The new government in Iran has withdrawn all crucial oil and gas concessions that had been promised to India by its predecessor.
Oil minister Bijan N Zangeneh, it is learnt, told Indian ambassador D P Srivastava on September 1 that Tehran would not accept the entire payment for crude oil imported by India in rupees as agreed in July.
India was banking on 100 per cent rupee payment for Iranian crude to cut its forex outflow. Petroleum Minister M Veerappa Moily had assured Prime Minister Manmohan Singh last month that an additional 11 million tonnes would be imported from Iran in 2013-14 to save $8.47 billion.
Iran has since stopped issuing invoices in rupees for the full quantity of crude and reverted to the old system of accepting only 45 per cent of the payment in rupees.
Zangeneh, it is learnt, told Srivastava that the new Central Bank of Iran governor had complained of difficulties in transferring money in euros from India to other countries to pay for food and medicines.
Iran, he said, needed help in resolving the problem with getting 55 per cent payment in euros, which was being routed through Turkeys Halkbank, and ended in February.
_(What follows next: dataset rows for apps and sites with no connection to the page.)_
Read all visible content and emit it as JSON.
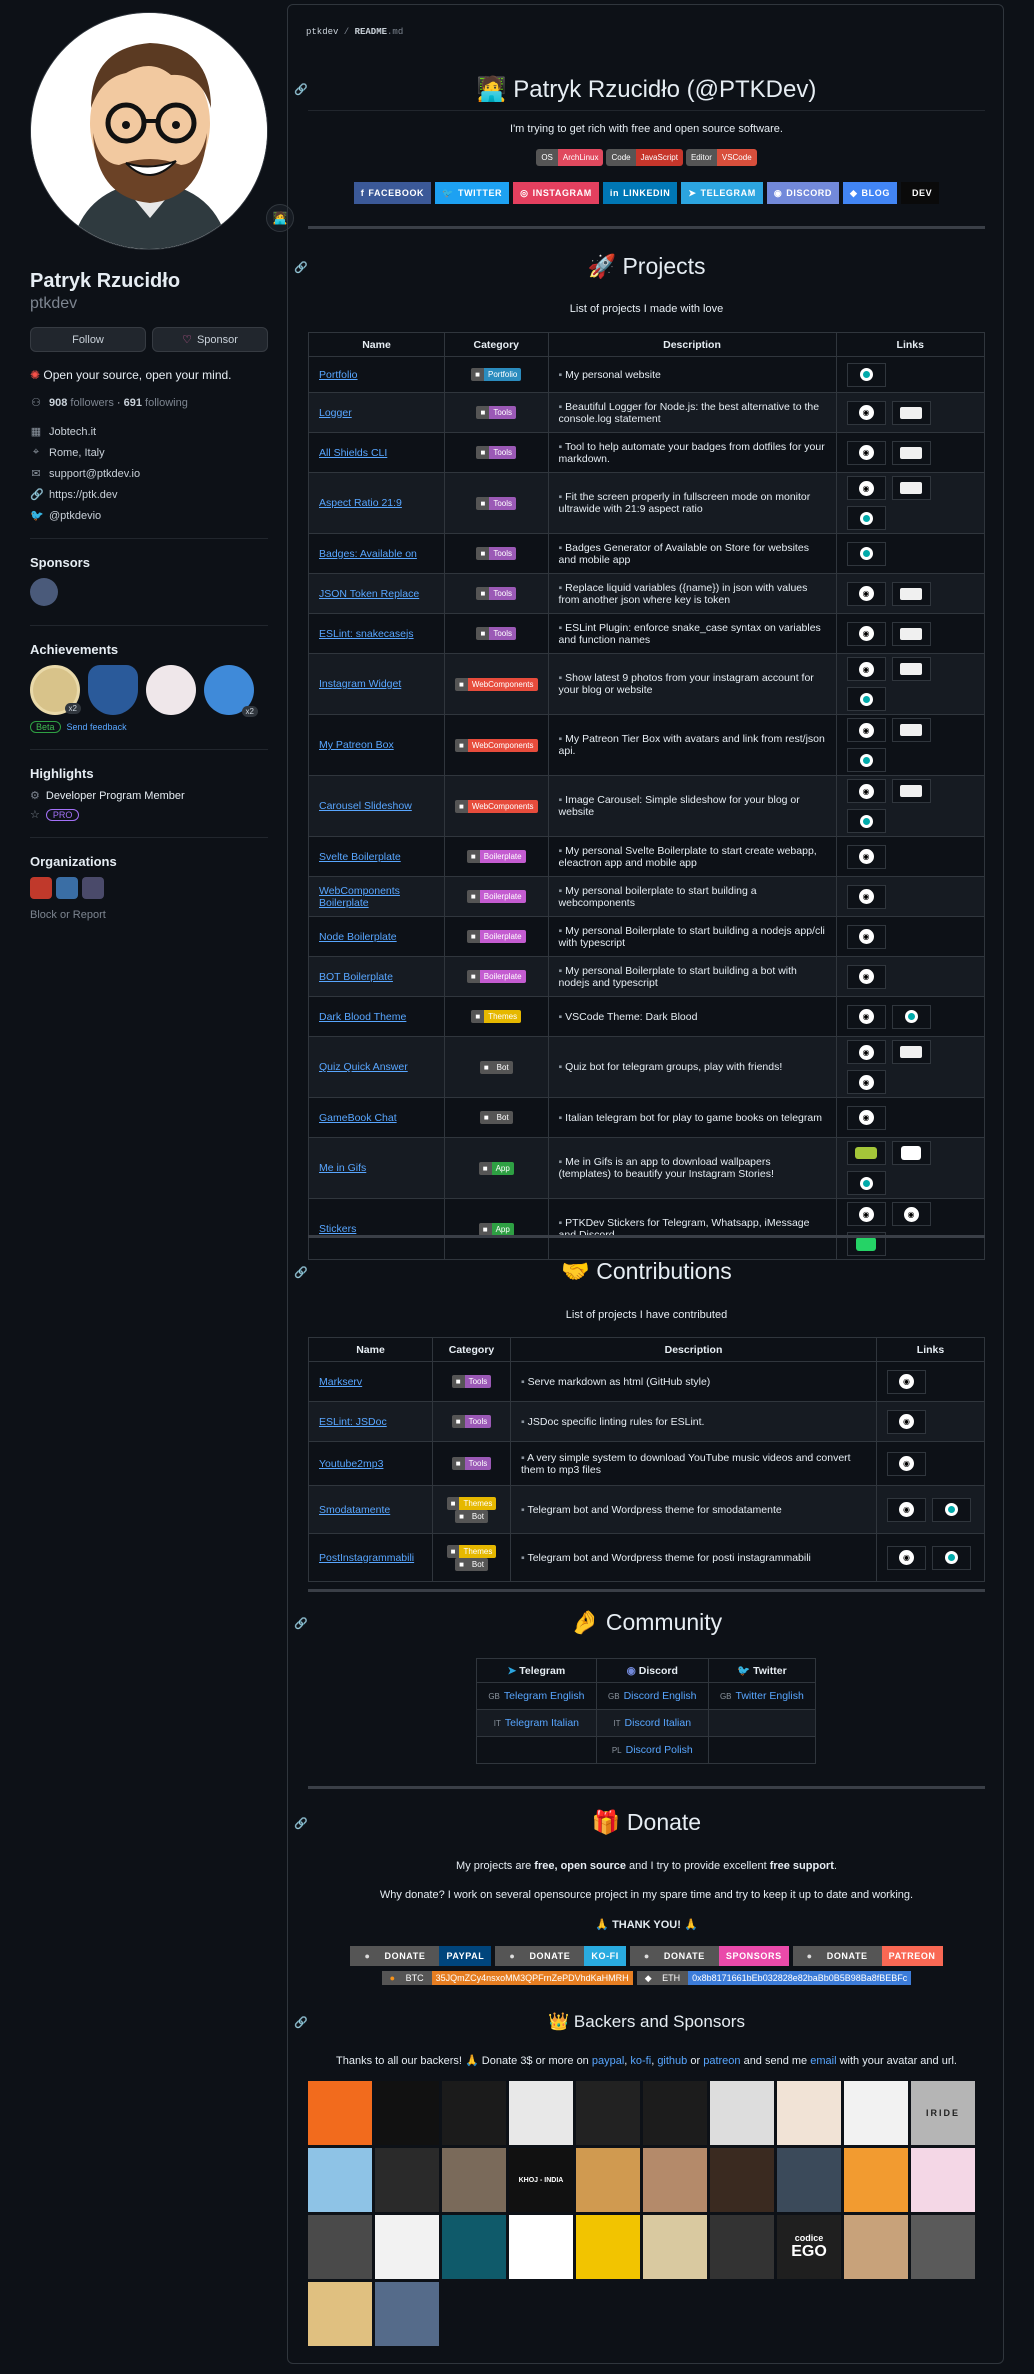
{
  "profile": {
    "name": "Patryk Rzucidło",
    "username": "ptkdev",
    "follow_label": "Follow",
    "sponsor_label": "Sponsor",
    "bio": "Open your source, open your mind.",
    "followers_count": "908",
    "followers_label": "followers",
    "following_count": "691",
    "following_label": "following",
    "company": "Jobtech.it",
    "location": "Rome, Italy",
    "email": "support@ptkdev.io",
    "website": "https://ptk.dev",
    "twitter": "@ptkdevio"
  },
  "sidebar": {
    "sponsors_title": "Sponsors",
    "achievements_title": "Achievements",
    "achievement_counts": [
      "x2",
      "x2"
    ],
    "beta_label": "Beta",
    "feedback_label": "Send feedback",
    "highlights_title": "Highlights",
    "highlight_item": "Developer Program Member",
    "pro_label": "PRO",
    "organizations_title": "Organizations",
    "block_label": "Block or Report"
  },
  "readme": {
    "breadcrumb_user": "ptkdev",
    "breadcrumb_sep": " / ",
    "breadcrumb_file": "README",
    "breadcrumb_ext": ".md",
    "title": "Patryk Rzucidło (@PTKDev)",
    "subtitle": "I'm trying to get rich with free and open source software.",
    "info_badges": [
      {
        "label": "OS",
        "value": "ArchLinux"
      },
      {
        "label": "Code",
        "value": "JavaScript"
      },
      {
        "label": "Editor",
        "value": "VSCode"
      }
    ],
    "social": [
      {
        "label": "FACEBOOK",
        "color": "#3b5998"
      },
      {
        "label": "TWITTER",
        "color": "#1da1f2"
      },
      {
        "label": "INSTAGRAM",
        "color": "#e4405f"
      },
      {
        "label": "LINKEDIN",
        "color": "#0077b5"
      },
      {
        "label": "TELEGRAM",
        "color": "#2ca5e0"
      },
      {
        "label": "DISCORD",
        "color": "#7289da"
      },
      {
        "label": "BLOG",
        "color": "#4285f4"
      },
      {
        "label": "DEV",
        "color": "#0a0a0a"
      }
    ]
  },
  "projects": {
    "title": "Projects",
    "subtitle": "List of projects I made with love",
    "headers": [
      "Name",
      "Category",
      "Description",
      "Links"
    ],
    "rows": [
      {
        "name": "Portfolio",
        "cat": "Portfolio",
        "catcolor": "#2b8cbe",
        "desc": "My personal website",
        "links": [
          "t"
        ]
      },
      {
        "name": "Logger",
        "cat": "Tools",
        "catcolor": "#9b59b6",
        "desc": "Beautiful Logger for Node.js: the best alternative to the console.log statement",
        "links": [
          "gh",
          "w"
        ]
      },
      {
        "name": "All Shields CLI",
        "cat": "Tools",
        "catcolor": "#9b59b6",
        "desc": "Tool to help automate your badges from dotfiles for your markdown.",
        "links": [
          "gh",
          "w"
        ]
      },
      {
        "name": "Aspect Ratio 21:9",
        "cat": "Tools",
        "catcolor": "#9b59b6",
        "desc": "Fit the screen properly in fullscreen mode on monitor ultrawide with 21:9 aspect ratio",
        "links": [
          "gh",
          "w",
          "t"
        ]
      },
      {
        "name": "Badges: Available on",
        "cat": "Tools",
        "catcolor": "#9b59b6",
        "desc": "Badges Generator of Available on Store for websites and mobile app",
        "links": [
          "t"
        ]
      },
      {
        "name": "JSON Token Replace",
        "cat": "Tools",
        "catcolor": "#9b59b6",
        "desc": "Replace liquid variables ({name}) in json with values from another json where key is token",
        "links": [
          "gh",
          "w"
        ]
      },
      {
        "name": "ESLint: snakecasejs",
        "cat": "Tools",
        "catcolor": "#9b59b6",
        "desc": "ESLint Plugin: enforce snake_case syntax on variables and function names",
        "links": [
          "gh",
          "w"
        ]
      },
      {
        "name": "Instagram Widget",
        "cat": "WebComponents",
        "catcolor": "#e74c3c",
        "desc": "Show latest 9 photos from your instagram account for your blog or website",
        "links": [
          "gh",
          "w",
          "t"
        ]
      },
      {
        "name": "My Patreon Box",
        "cat": "WebComponents",
        "catcolor": "#e74c3c",
        "desc": "My Patreon Tier Box with avatars and link from rest/json api.",
        "links": [
          "gh",
          "w",
          "t"
        ]
      },
      {
        "name": "Carousel Slideshow",
        "cat": "WebComponents",
        "catcolor": "#e74c3c",
        "desc": "Image Carousel: Simple slideshow for your blog or website",
        "links": [
          "gh",
          "w",
          "t"
        ]
      },
      {
        "name": "Svelte Boilerplate",
        "cat": "Boilerplate",
        "catcolor": "#c45cd1",
        "desc": "My personal Svelte Boilerplate to start create webapp, eleactron app and mobile app",
        "links": [
          "gh"
        ]
      },
      {
        "name": "WebComponents Boilerplate",
        "cat": "Boilerplate",
        "catcolor": "#c45cd1",
        "desc": "My personal boilerplate to start building a webcomponents",
        "links": [
          "gh"
        ]
      },
      {
        "name": "Node Boilerplate",
        "cat": "Boilerplate",
        "catcolor": "#c45cd1",
        "desc": "My personal Boilerplate to start building a nodejs app/cli with typescript",
        "links": [
          "gh"
        ]
      },
      {
        "name": "BOT Boilerplate",
        "cat": "Boilerplate",
        "catcolor": "#c45cd1",
        "desc": "My personal Boilerplate to start building a bot with nodejs and typescript",
        "links": [
          "gh"
        ]
      },
      {
        "name": "Dark Blood Theme",
        "cat": "Themes",
        "catcolor": "#e6b800",
        "desc": "VSCode Theme: Dark Blood",
        "links": [
          "gh",
          "t"
        ]
      },
      {
        "name": "Quiz Quick Answer",
        "cat": "Bot",
        "catcolor": "#555",
        "desc": "Quiz bot for telegram groups, play with friends!",
        "links": [
          "gh",
          "w",
          "gh"
        ]
      },
      {
        "name": "GameBook Chat",
        "cat": "Bot",
        "catcolor": "#555",
        "desc": "Italian telegram bot for play to game books on telegram",
        "links": [
          "gh"
        ]
      },
      {
        "name": "Me in Gifs",
        "cat": "App",
        "catcolor": "#2ea043",
        "desc": "Me in Gifs is an app to download wallpapers (templates) to beautify your Instagram Stories!",
        "links": [
          "and",
          "apple",
          "t"
        ]
      },
      {
        "name": "Stickers",
        "cat": "App",
        "catcolor": "#2ea043",
        "desc": "PTKDev Stickers for Telegram, Whatsapp, iMessage and Discord",
        "links": [
          "gh",
          "gh",
          "wa"
        ]
      }
    ]
  },
  "contributions": {
    "title": "Contributions",
    "subtitle": "List of projects I have contributed",
    "headers": [
      "Name",
      "Category",
      "Description",
      "Links"
    ],
    "rows": [
      {
        "name": "Markserv",
        "cats": [
          [
            "Tools",
            "#9b59b6"
          ]
        ],
        "desc": "Serve markdown as html (GitHub style)",
        "links": [
          "gh"
        ]
      },
      {
        "name": "ESLint: JSDoc",
        "cats": [
          [
            "Tools",
            "#9b59b6"
          ]
        ],
        "desc": "JSDoc specific linting rules for ESLint.",
        "links": [
          "gh"
        ]
      },
      {
        "name": "Youtube2mp3",
        "cats": [
          [
            "Tools",
            "#9b59b6"
          ]
        ],
        "desc": "A very simple system to download YouTube music videos and convert them to mp3 files",
        "links": [
          "gh"
        ]
      },
      {
        "name": "Smodatamente",
        "cats": [
          [
            "Themes",
            "#e6b800"
          ],
          [
            "Bot",
            "#555"
          ]
        ],
        "desc": "Telegram bot and Wordpress theme for smodatamente",
        "links": [
          "gh",
          "t"
        ]
      },
      {
        "name": "PostInstagrammabili",
        "cats": [
          [
            "Themes",
            "#e6b800"
          ],
          [
            "Bot",
            "#555"
          ]
        ],
        "desc": "Telegram bot and Wordpress theme for posti instagrammabili",
        "links": [
          "gh",
          "t"
        ]
      }
    ]
  },
  "community": {
    "title": "Community",
    "headers": [
      "Telegram",
      "Discord",
      "Twitter"
    ],
    "rows": [
      [
        "Telegram English",
        "Discord English",
        "Twitter English"
      ],
      [
        "Telegram Italian",
        "Discord Italian",
        ""
      ],
      [
        "",
        "Discord Polish",
        ""
      ]
    ],
    "flags": [
      [
        "GB",
        "GB",
        "GB"
      ],
      [
        "IT",
        "IT",
        ""
      ],
      [
        "",
        "PL",
        ""
      ]
    ]
  },
  "donate": {
    "title": "Donate",
    "line1_a": "My projects are ",
    "line1_b": "free, open source",
    "line1_c": " and I try to provide excellent ",
    "line1_d": "free support",
    "line1_e": ".",
    "line2": "Why donate? I work on several opensource project in my spare time and try to keep it up to date and working.",
    "thanks": "THANK YOU!",
    "badges": [
      {
        "label": "DONATE",
        "value": "PAYPAL",
        "color": "#00457c"
      },
      {
        "label": "DONATE",
        "value": "KO-FI",
        "color": "#29abe0"
      },
      {
        "label": "DONATE",
        "value": "SPONSORS",
        "color": "#ea4aaa"
      },
      {
        "label": "DONATE",
        "value": "PATREON",
        "color": "#f96854"
      }
    ],
    "btc_label": "BTC",
    "btc_value": "35JQmZCy4nsxoMM3QPFrnZePDVhdKaHMRH",
    "eth_label": "ETH",
    "eth_value": "0x8b8171661bEb032828e82baBb0B5B98Ba8fBEBFc"
  },
  "backers": {
    "title": "Backers and Sponsors",
    "text_a": "Thanks to all our backers! ",
    "text_b": " Donate 3$ or more on ",
    "paypal": "paypal",
    "sep1": ", ",
    "kofi": "ko-fi",
    "sep2": ", ",
    "github": "github",
    "sep3": " or ",
    "patreon": "patreon",
    "text_c": " and send me ",
    "email": "email",
    "text_d": " with your avatar and url.",
    "iride": "IRIDE",
    "codice": "codice",
    "ego": "EGO",
    "khoj": "KHOJ - INDIA",
    "avatars": [
      "#f26b1d",
      "#111",
      "#1b1b1b",
      "#e8e8e8",
      "#222",
      "#1c1c1c",
      "#ddd",
      "#f1e3d6",
      "#f2f2f2",
      "#b5b5b5",
      "#8ec3e6",
      "#2a2a2a",
      "#7a6a5a",
      "#111",
      "#d09a50",
      "#b48a6a",
      "#3a2a20",
      "#3b4a5a",
      "#f29b30",
      "#f4d7e6",
      "#4a4a4a",
      "#f2f2f2",
      "#0f5a6a",
      "#fff",
      "#f2c400",
      "#d9c9a0",
      "#333",
      "#1f1f1f",
      "#c8a27a",
      "#5a5a5a",
      "#e0c080",
      "#556b8a"
    ]
  }
}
Zangeneh wants India to renegotiate the terms and revert to majority euro payment.
Zangeneh also told the Indian envoy that the previous regimes offer to sign a production sharing contract (PSC) for the Farzad B offshore gas field was not
acceptable, as he could convince neither the government nor parliament to approve the PSC.
Under PSC, an operator gets a share of production or revenue in proportion to its investment. In a service contract, the Indian consortium would get a flat 15 per cent return on the investment for developing the field.
India had started work on floating a new government company to develop the field and keep out the existing contractor consortium of ONGC Videsh Ltd, Indian Oil Corp and Oil India Ltd to shield them from US sanctions.
The new regime has
also reversed the offer of natural gas at a heavily discounted price of 84 cents per million BTUs for setting up a urea plant through Indian investment at Assaluyeh or Chahbahar.
Zangeneh now wants a product-linked gas price where Iran would calculate the price related to the international price of urea after taking into account investment, operation cost and expected returns.